ABB buys B&R to help it challenge Siemens in industrial automation

ZURICH (Reuters) - Swiss engineering group ABB ABBN.S has bought Austrian industrial automation company Bernecker & Rainer, a move that fits in with its strategy of expanding its products to better challenge German rival Siemens SIEGn.DE on the factory floor.

FILE PHOTO: FILE PHOTO: A man stands in front of the logo of Swiss engineering group ABB before a news conference in Zurich, Switzerland October 4, 2016. REUTERS/Arnd Wiegmann/File Photo/File Photo

ABB gave no purchase price for Bernecker & Rainer Industrie-Elektronik (B&R) when it announced the deal on Tuesday, but a person familiar with the matter said it was nearly $2 billion, the biggest deal under Chief Executive Ulrich Spiesshofer’s four-year leadership.

ABB had considered other targets in industrial automation, including U.S. firm Rockwell Automation ROK.N, before deciding on B&R, according to a person familiar with the matter. ABB spokesman Saswato Das declined to comment or confirm the purchase price.

The Swiss company said the acquisition would increase its sales in industrial automation to around $15 billion by adding B&R’s annual sales of more than $600 million.

It would also consolidate ABB's No.2 position in the $130 billion processing and industrial sector behind Siemens SIEGn.DE but ahead of rivals such as Emerson EMR.N, Rockwell Automation and General Electric GE.N.

B&R makes programmable controls for machines used by companies including Nestle, Procter & Gamble and Roche.

The private company, founded by two electrical engineers in 1979, also makes components for machines used by automakers BMW, Daimler and Volkswagen.
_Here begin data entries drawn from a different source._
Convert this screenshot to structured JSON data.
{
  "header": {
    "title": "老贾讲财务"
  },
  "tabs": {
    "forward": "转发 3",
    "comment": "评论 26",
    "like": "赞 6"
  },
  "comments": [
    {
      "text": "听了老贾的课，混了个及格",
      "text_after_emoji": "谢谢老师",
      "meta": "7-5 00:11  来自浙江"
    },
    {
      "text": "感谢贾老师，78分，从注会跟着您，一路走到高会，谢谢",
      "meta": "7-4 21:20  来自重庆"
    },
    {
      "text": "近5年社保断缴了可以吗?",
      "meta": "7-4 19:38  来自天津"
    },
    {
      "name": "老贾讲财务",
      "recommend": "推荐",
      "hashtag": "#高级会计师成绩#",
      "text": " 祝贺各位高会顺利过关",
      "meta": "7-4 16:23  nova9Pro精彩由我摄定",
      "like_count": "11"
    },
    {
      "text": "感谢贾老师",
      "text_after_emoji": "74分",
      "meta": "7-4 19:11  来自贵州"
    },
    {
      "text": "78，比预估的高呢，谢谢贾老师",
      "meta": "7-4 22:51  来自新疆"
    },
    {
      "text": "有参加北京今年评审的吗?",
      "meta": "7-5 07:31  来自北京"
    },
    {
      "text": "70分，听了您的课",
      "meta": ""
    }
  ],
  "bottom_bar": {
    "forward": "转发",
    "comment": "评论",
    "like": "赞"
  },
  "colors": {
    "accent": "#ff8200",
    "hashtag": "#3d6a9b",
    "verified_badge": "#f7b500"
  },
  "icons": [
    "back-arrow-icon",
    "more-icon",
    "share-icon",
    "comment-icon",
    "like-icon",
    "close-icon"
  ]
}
Its products include industrial PCs and factory automation devices designed to increase productivity.

ABB’s largest shareholder, Investor AB which holds a 10.48 percent stake according to Reuters data, welcomed the deal.

“As we see it, this is a very important, strategically sound acquisition which clearly strengthens ABB’s position in factory automation,” spokesman Stefan Stern said.

“It is important for ABB to continue to work with internal efficiency and at the same time invest for the future within strategic areas.”

ABB’s second-largest investor Cevian Capital, which campaigned for a break-up of ABB last year, declined to comment.

Shares in ABB were up 0.9 percent.

The Swiss company, which depends on oil and gas for around 15 percent of its revenue, has been hit as low oil prices have dented demand from oil producers for products such as temperature and pressure transmitters and flow measurement devices.

Takis Spiliopoulos, an analyst at Bank Vontobel, said global corporate spending on industrial automation is expected to grow by around 5 to 6 percent annually in the years ahead as Western companies bring back production from emerging markets, while oil and gas spending would remain subdued.

“This is a sensible acquisition, increasing ABB’s footprint on the factory floor where we expect higher growth in the future than in process industries like oil and gas,” Spiliopoulos said.

Spiesshofer said the B&R purchase would make ABB the only industrial automation provider offering customers the entire spectrum of technology and software solutions around measurement, control, actuation, robotics, digitalization and electrification.

“There will be more acquisitions ... as one of the drivers of growth going forward, but there is no ‘must haves’ we are desperate about,” Spiesshofer told reporters. “We are closing today perfectly the big gap we had in machine and factory automation, that was one gap we were always concerned about and wanted to close.”

ABB aims to increase B&R’s annual sales to above $1 billion from around $600 million now and said the business would add to operating earnings per share from the first year.

The purchase is being funded from ABB’s own cash and is expected to close by mid-year.

Additional reporting by Johannes Hellstrom; Editing by Michael Shields and Susan Fenton